* _Description of the task_
The number of lines holding "rates" is all you should give; count them in the records below.

>>>>

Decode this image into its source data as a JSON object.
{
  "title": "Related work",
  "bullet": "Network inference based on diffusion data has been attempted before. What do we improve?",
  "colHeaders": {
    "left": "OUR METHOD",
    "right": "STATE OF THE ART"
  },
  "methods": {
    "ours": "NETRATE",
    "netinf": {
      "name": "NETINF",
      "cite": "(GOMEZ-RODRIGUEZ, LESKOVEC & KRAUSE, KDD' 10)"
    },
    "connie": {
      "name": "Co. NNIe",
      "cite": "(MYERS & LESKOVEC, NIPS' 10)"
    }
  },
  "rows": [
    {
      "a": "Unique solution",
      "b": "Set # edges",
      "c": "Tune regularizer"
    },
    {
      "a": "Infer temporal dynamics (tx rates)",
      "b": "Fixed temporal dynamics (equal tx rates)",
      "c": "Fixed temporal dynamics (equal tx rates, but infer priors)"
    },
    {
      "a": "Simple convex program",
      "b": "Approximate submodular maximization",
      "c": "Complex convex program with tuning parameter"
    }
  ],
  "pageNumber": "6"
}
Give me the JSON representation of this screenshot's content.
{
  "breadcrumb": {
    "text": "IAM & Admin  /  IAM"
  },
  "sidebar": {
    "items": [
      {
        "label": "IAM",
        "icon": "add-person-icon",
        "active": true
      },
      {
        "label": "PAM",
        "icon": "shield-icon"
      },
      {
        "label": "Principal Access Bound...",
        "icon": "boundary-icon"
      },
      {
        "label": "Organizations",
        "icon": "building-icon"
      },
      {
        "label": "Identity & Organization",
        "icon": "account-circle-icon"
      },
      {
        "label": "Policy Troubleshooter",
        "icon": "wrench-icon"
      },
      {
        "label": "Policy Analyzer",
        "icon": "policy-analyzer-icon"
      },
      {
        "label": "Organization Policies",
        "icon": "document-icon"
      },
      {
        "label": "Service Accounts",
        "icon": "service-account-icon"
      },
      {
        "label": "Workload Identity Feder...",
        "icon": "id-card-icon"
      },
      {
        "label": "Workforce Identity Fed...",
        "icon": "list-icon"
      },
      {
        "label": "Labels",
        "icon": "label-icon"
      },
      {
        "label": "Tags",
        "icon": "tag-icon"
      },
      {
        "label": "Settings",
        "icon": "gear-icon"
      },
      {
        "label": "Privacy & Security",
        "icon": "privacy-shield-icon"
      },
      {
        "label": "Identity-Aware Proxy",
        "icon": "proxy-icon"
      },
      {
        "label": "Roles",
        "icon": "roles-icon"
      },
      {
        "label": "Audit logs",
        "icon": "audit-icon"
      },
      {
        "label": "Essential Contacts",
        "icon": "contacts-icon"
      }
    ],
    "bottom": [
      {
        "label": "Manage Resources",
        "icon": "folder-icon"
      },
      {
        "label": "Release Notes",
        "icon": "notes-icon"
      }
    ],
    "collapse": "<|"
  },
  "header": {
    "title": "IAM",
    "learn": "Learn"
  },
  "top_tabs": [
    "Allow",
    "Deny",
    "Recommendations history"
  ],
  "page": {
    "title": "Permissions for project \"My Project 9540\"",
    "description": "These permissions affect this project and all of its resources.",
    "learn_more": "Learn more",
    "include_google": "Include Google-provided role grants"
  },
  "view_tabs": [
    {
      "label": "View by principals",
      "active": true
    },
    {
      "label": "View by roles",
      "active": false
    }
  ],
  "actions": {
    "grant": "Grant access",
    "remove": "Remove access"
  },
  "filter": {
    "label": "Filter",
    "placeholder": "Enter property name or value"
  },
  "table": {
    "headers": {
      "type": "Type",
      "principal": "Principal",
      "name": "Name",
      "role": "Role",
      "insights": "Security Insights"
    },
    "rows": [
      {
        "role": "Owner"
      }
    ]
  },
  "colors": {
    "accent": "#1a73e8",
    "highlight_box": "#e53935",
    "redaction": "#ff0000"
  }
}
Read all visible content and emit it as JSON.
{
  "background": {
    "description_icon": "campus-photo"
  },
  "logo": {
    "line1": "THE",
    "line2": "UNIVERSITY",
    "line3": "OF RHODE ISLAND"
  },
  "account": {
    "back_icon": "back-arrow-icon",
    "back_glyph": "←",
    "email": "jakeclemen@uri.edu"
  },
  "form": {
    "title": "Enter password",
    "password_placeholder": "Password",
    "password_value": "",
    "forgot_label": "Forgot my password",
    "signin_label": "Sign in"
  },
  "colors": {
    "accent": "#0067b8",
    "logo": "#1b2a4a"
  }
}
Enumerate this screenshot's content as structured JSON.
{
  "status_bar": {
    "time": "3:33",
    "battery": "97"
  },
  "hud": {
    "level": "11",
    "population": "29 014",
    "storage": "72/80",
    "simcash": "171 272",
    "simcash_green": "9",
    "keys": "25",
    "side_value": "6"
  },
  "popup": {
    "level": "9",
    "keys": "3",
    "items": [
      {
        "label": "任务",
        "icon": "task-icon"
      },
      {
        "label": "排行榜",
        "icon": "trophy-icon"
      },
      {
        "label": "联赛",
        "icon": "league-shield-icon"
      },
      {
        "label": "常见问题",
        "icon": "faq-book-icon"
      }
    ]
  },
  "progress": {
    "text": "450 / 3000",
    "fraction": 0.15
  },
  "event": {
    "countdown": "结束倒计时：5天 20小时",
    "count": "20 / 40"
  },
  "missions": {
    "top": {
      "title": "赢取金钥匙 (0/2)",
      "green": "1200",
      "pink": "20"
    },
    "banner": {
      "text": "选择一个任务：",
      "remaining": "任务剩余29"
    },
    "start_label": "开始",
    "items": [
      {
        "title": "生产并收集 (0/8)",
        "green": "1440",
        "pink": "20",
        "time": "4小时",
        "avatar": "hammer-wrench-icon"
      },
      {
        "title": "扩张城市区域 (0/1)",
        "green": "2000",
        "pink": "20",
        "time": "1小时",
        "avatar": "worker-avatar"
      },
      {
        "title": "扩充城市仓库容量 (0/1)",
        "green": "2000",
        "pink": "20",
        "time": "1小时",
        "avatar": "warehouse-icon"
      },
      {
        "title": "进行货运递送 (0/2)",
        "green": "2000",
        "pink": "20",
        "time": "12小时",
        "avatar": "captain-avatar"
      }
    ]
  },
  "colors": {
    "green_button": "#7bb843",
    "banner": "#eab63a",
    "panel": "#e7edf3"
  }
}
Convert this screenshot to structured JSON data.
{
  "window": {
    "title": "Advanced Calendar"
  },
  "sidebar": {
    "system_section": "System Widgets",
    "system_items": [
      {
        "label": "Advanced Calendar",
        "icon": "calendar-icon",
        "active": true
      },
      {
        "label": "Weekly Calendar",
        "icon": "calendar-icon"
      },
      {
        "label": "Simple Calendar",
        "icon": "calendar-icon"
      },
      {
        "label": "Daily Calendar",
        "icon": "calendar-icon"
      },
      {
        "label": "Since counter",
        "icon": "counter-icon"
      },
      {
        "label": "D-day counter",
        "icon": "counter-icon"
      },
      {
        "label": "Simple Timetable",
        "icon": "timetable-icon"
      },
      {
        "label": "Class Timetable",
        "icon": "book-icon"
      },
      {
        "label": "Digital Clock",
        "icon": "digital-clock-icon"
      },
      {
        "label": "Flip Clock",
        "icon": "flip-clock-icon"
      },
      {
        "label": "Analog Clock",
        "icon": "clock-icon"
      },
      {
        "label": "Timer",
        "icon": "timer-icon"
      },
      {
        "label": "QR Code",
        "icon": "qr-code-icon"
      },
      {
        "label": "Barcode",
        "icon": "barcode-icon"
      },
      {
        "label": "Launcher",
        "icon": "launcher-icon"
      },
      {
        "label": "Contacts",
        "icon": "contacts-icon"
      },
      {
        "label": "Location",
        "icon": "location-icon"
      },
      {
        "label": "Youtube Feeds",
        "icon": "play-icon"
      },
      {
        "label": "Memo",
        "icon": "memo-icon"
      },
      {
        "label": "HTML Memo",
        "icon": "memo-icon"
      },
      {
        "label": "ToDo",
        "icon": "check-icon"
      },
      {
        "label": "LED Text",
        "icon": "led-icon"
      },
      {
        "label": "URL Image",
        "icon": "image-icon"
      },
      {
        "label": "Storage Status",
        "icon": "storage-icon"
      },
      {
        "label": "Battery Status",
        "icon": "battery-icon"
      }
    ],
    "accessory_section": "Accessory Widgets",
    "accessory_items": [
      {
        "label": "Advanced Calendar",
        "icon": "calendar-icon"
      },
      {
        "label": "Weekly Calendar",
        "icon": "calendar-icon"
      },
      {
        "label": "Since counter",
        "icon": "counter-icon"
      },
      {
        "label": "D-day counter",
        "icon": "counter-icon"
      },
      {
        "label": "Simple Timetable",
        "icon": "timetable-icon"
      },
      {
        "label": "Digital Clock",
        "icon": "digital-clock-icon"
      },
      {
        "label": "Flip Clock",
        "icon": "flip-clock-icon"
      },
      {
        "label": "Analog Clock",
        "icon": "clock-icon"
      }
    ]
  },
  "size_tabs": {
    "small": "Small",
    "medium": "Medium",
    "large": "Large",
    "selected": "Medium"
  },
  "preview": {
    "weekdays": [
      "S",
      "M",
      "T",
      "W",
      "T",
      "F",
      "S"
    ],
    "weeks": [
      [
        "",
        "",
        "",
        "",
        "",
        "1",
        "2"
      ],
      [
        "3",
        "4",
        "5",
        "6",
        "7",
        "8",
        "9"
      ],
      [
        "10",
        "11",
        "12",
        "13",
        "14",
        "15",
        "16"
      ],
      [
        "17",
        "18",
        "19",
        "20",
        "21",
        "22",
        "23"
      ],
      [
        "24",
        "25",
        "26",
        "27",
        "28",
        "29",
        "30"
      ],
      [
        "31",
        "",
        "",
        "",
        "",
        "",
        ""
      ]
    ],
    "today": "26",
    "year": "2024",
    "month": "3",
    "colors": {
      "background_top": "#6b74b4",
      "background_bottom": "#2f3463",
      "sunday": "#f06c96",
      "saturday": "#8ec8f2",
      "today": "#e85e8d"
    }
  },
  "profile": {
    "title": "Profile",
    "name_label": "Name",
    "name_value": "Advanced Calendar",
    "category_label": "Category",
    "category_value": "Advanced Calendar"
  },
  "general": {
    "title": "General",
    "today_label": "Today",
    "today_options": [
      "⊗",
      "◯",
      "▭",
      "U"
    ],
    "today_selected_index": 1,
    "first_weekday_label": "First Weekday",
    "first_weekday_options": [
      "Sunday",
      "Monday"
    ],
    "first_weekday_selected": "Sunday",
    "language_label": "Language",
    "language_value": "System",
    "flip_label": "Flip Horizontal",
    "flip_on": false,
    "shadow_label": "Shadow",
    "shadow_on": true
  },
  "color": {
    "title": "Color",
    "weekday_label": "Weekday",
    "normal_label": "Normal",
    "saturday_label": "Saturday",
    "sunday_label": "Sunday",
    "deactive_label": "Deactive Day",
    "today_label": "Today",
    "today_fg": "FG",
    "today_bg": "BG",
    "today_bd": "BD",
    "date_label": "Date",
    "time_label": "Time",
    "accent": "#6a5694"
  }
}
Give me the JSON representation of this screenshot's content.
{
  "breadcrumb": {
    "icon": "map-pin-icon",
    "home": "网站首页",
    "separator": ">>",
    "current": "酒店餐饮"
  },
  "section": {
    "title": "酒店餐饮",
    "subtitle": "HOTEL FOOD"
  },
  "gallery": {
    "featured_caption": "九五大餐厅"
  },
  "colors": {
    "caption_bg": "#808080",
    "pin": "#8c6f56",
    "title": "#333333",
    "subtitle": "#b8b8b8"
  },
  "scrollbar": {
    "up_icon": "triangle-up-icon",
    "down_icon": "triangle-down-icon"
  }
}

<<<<

* _Solved problem_
3